A long, hilly section of the South West Highway also know as The Harvest Highway due to it route through Western Australia'a bread basket.
Agriculture has an extensive history in South Western Australia. For those unfamiliar with its geography, the South West corner of the state is its bread basket. Dairy products of all kinds, wheat for bread, canola for cooking oil, grapes for wine, are all grown, and produced locally as well as exported to the eastern states, and abroad. But, like so much of the world agriculture industry, it has not been without strife. Indeed, it continues to struggle immensely with some of its most fundamental root products, so to speak, while newer, artisan and niche products seem to excel in a younger, wealthier demographic that that has arisen as of late.
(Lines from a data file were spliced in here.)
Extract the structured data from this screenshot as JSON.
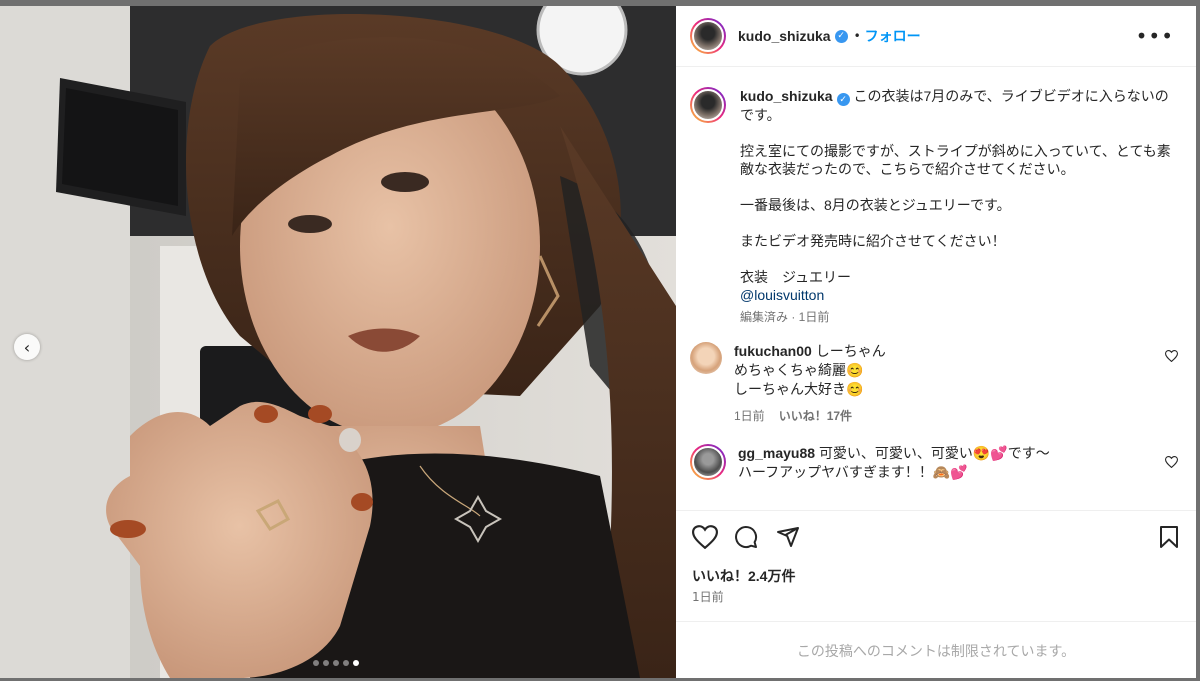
{
  "post": {
    "username": "kudo_shizuka",
    "follow_label": "フォロー",
    "separator": "•",
    "more_label": "•••",
    "caption_lines": [
      "この衣装は7月のみで、ライブビデオに入らないのです。",
      "",
      "控え室にての撮影ですが、ストライプが斜めに入っていて、とても素敵な衣装だったので、こちらで紹介させてください。",
      "",
      "一番最後は、8月の衣装とジュエリーです。",
      "",
      "またビデオ発売時に紹介させてください！",
      "",
      "衣装　ジュエリー"
    ],
    "mention": "@louisvuitton",
    "caption_meta": "編集済み · 1日前",
    "likes": "いいね！2.4万件",
    "time_ago": "1日前",
    "restricted_note": "この投稿へのコメントは制限されています。"
  },
  "comments": [
    {
      "username": "fukuchan00",
      "text_lines": [
        "しーちゃん",
        "めちゃくちゃ綺麗😊",
        "しーちゃん大好き😊"
      ],
      "time": "1日前",
      "likes": "いいね！17件"
    },
    {
      "username": "gg_mayu88",
      "text_lines": [
        "可愛い、可愛い、可愛い😍💕です〜",
        "ハーフアップヤバすぎます！！🙈💕"
      ]
    }
  ],
  "carousel": {
    "prev_icon": "chevron-left-icon",
    "prev_glyph": "‹",
    "slide_count": 5,
    "active_slide": 5
  },
  "colors": {
    "accent": "#0095f6",
    "verified": "#3897f0",
    "muted": "#737373"
  }
}
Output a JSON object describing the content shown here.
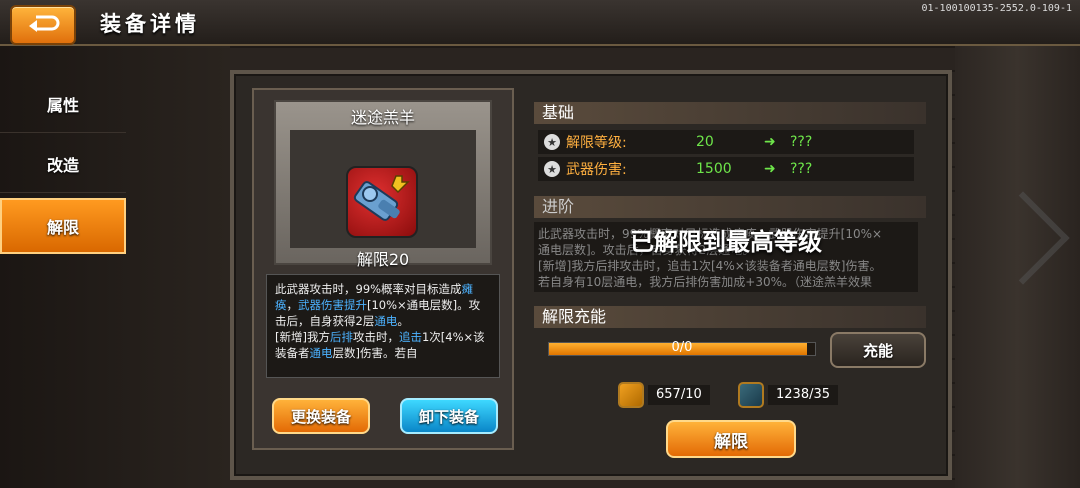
{
  "header": {
    "title": "装备详情",
    "version": "01-100100135-2552.0-109-1"
  },
  "sidebar": {
    "items": [
      {
        "label": "属性"
      },
      {
        "label": "改造"
      },
      {
        "label": "解限",
        "active": true
      }
    ]
  },
  "item": {
    "name": "迷途羔羊",
    "level_label": "解限20",
    "description_parts": [
      {
        "t": "此武器攻击时，99%概率对目标造成"
      },
      {
        "t": "瘫痪",
        "c": "blue"
      },
      {
        "t": "，"
      },
      {
        "t": "武器伤害提升",
        "c": "blue"
      },
      {
        "t": "[10%×通电层数]。攻击后，自身获得2层"
      },
      {
        "t": "通电",
        "c": "blue"
      },
      {
        "t": "。"
      },
      {
        "t": "[新增]我方"
      },
      {
        "t": "后排",
        "c": "blue"
      },
      {
        "t": "攻击时，"
      },
      {
        "t": "追击",
        "c": "blue"
      },
      {
        "t": "1次[4%×该装备者"
      },
      {
        "t": "通电",
        "c": "blue"
      },
      {
        "t": "层数]伤害。若自"
      }
    ]
  },
  "buttons": {
    "replace": "更换装备",
    "unequip": "卸下装备",
    "limit_break": "解限",
    "charge": "充能"
  },
  "basic": {
    "header": "基础",
    "stats": [
      {
        "label": "解限等级:",
        "value": "20",
        "next": "???"
      },
      {
        "label": "武器伤害:",
        "value": "1500",
        "next": "???"
      }
    ]
  },
  "advanced": {
    "header": "进阶",
    "text_lines": [
      "此武器攻击时，99%概率对目标造成瘫痪，武器伤害提升[10%×",
      "通电层数]。攻击后，自身获得2层通电。",
      "[新增]我方后排攻击时，追击1次[4%×该装备者通电层数]伤害。",
      "若自身有10层通电，我方后排伤害加成+30%。（迷途羔羊效果"
    ],
    "overlay": "已解限到最高等级"
  },
  "charge": {
    "header": "解限充能",
    "progress_text": "0/0",
    "progress_fraction": 0.97
  },
  "resources": [
    {
      "icon": "wrench-coin-icon",
      "amount": "657/10"
    },
    {
      "icon": "blueprint-icon",
      "amount": "1238/35"
    }
  ],
  "colors": {
    "accent": "#e36a05",
    "stat_green": "#6ee54a",
    "label_orange": "#ffb040",
    "link_blue": "#4cb2ff"
  }
}
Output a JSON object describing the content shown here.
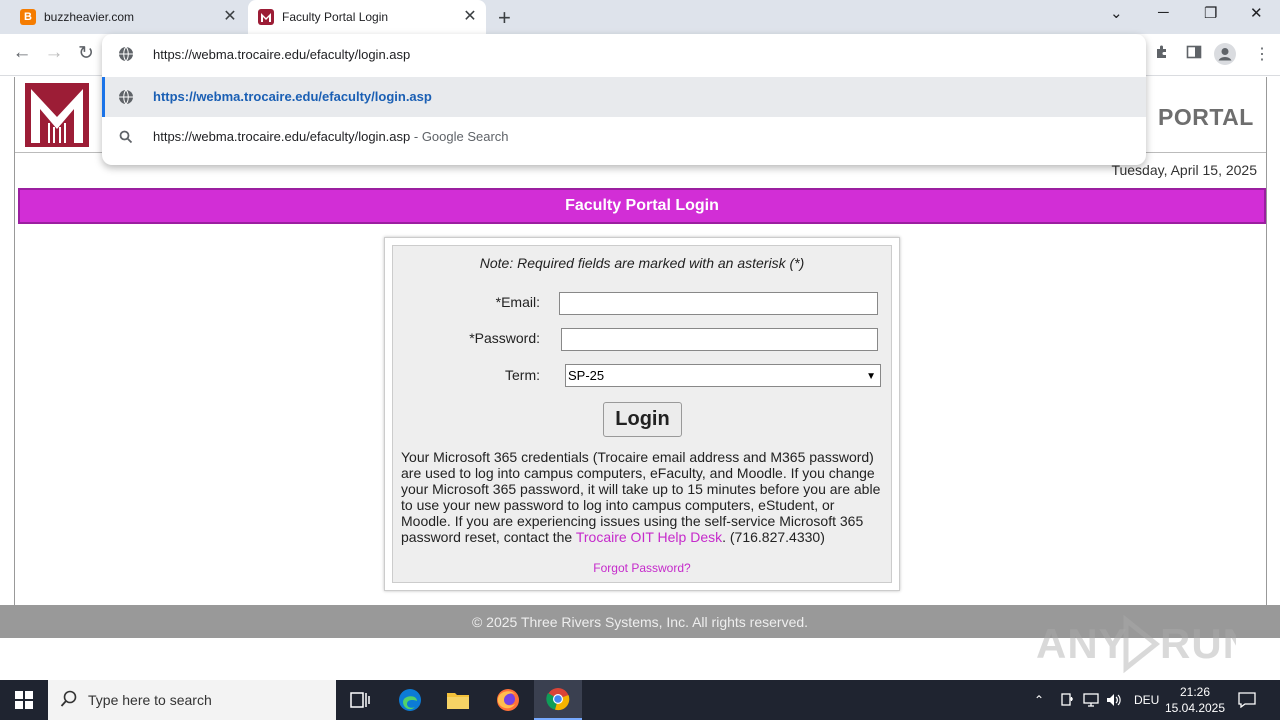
{
  "browser": {
    "tabs": [
      {
        "title": "buzzheavier.com",
        "favicon_letter": "B",
        "favicon_color": "#f57c00",
        "active": false
      },
      {
        "title": "Faculty Portal Login",
        "active": true
      }
    ],
    "omnibox": {
      "input_text": "https://webma.trocaire.edu/efaculty/login.asp",
      "suggestions": [
        {
          "text": "https://webma.trocaire.edu/efaculty/login.asp",
          "icon": "globe-icon"
        },
        {
          "text": "https://webma.trocaire.edu/efaculty/login.asp",
          "suffix": " - Google Search",
          "icon": "search-icon"
        }
      ]
    }
  },
  "page": {
    "header_portal_word": "PORTAL",
    "date": "Tuesday, April 15, 2025",
    "banner_title": "Faculty Portal Login",
    "note": "Note: Required fields are marked with an asterisk (*)",
    "form": {
      "email_label": "*Email:",
      "password_label": "*Password:",
      "term_label": "Term:",
      "term_value": "SP-25",
      "login_label": "Login"
    },
    "info_text_1": "Your Microsoft 365 credentials (Trocaire email address and M365 password) are used to log into campus computers, eFaculty, and Moodle. If you change your Microsoft 365 password, it will take up to 15 minutes before you are able to use your new password to log into campus computers, eStudent, or Moodle. If you are experiencing issues using the self-service Microsoft 365 password reset, contact the ",
    "info_link": "Trocaire OIT Help Desk",
    "info_text_2": ". (716.827.4330)",
    "forgot_password": "Forgot Password?",
    "footer": "© 2025 Three Rivers Systems, Inc. All rights reserved."
  },
  "watermark": "ANY RUN",
  "colors": {
    "banner": "#d22ed6",
    "logo": "#9c1d36",
    "link": "#c52acb"
  },
  "taskbar": {
    "search_placeholder": "Type here to search",
    "language": "DEU",
    "time": "21:26",
    "date": "15.04.2025"
  }
}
Dairy cows hide in the shade on this West Australian farm that advertises Brown's at the gate- a well known milk producer in local grocery stores.
While over the course of two separate road trips in early winter and early summer of 2014, I took the opportunity to photograph the South West of WA, a no brainier seeing as it is such a photogenic place in the world, but perhaps even more so for me having grown up in the heart of farming country in Ontario, Canada, not even one hundred kilometres north of the country’s financial capital Toronto. Toronto is Canada’s largest city with a population of over 5 million people. It makes up part of a chain of densely populated towns and smaller city’s that including Oshawa, Pickering and Ajax to the east and Burlington, Oakville and Hamilton to the west, as well as Niagara to the south- all hugging the shoreline of Lake Ontario- creating what’s known as the Golden Horseshoe with a population of around 9 million people. That is a lot of people to feed. In comparison, the surrounding farmland, an area approximately half the size of Victoria, directly or indirectly went toward feeding the equivalent of a third of Australia’s entire population. Farming was part of who I was. That may have been a good reason why I was so excited to visit WA’s south west. It’s rolling hills and valleys are lined with precarious, sholderless highways. While I white knuckled my way around bends that were more suited to a classic Porsche than my boxy Toyota work van, I had moments of nostalgia for rural life. Green fields in winter- the sound of Cicadas in summer, and cows, scattered around like giant brown, black, and white sprinkles on a colonial sized bowl of ice cream.
A rusty water tower in a dry West Australian field.